# What is being asked
For each record below, set it down exactly but leave out any picture.

Data records for software interfaces:
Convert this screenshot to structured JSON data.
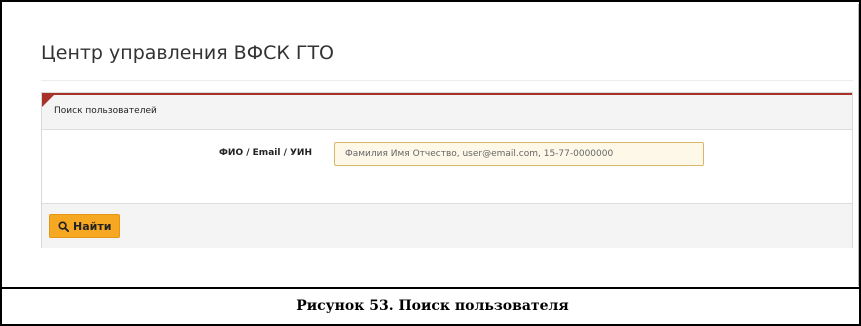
{
  "app": {
    "title": "Центр управления ВФСК ГТО"
  },
  "panel": {
    "title": "Поиск пользователей",
    "field_label": "ФИО / Email / УИН",
    "search_placeholder": "Фамилия Имя Отчество, user@email.com, 15-77-0000000",
    "search_value": "",
    "find_button_label": "Найти",
    "find_icon": "search-icon"
  },
  "caption": {
    "text": "Рисунок 53. Поиск пользователя"
  },
  "colors": {
    "accent_red": "#a8322a",
    "button_orange": "#f7a823",
    "input_bg": "#fdf8e8"
  }
}
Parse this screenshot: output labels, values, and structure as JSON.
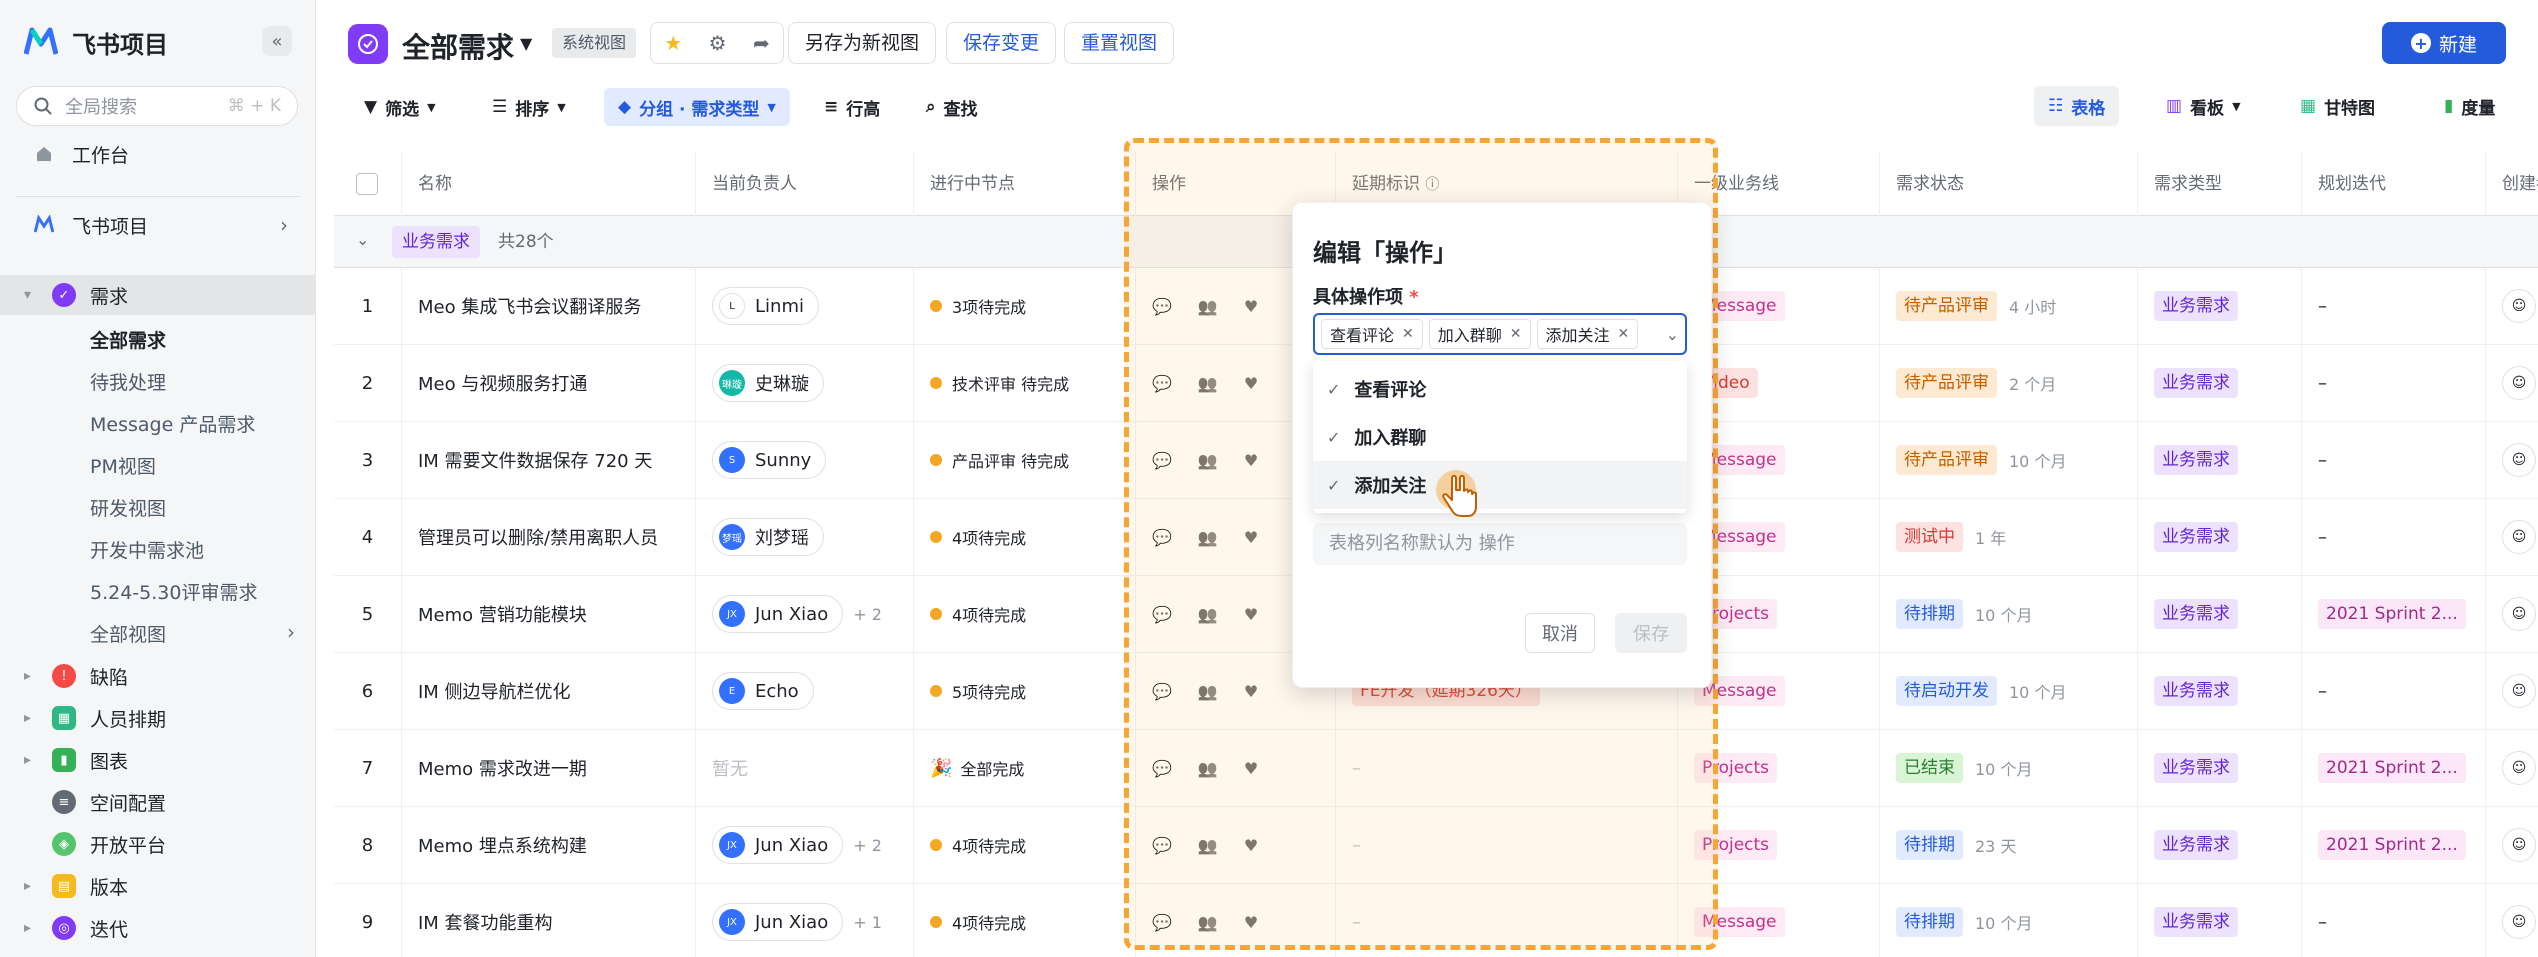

# Exercise output
Convert this screenshot to structured JSON data.
{
  "app": {
    "title": "Центр управления ВФСК ГТО"
  },
  "panel": {
    "title": "Поиск пользователей",
    "field_label": "ФИО / Email / УИН",
    "search_placeholder": "Фамилия Имя Отчество, user@email.com, 15-77-0000000",
    "search_value": "",
    "find_button_label": "Найти",
    "find_icon": "search-icon"
  },
  "caption": {
    "text": "Рисунок 53. Поиск пользователя"
  },
  "colors": {
    "accent_red": "#a8322a",
    "button_orange": "#f7a823",
    "input_bg": "#fdf8e8"
  }
}
Parse this screenshot: output labels, values, and structure as JSON.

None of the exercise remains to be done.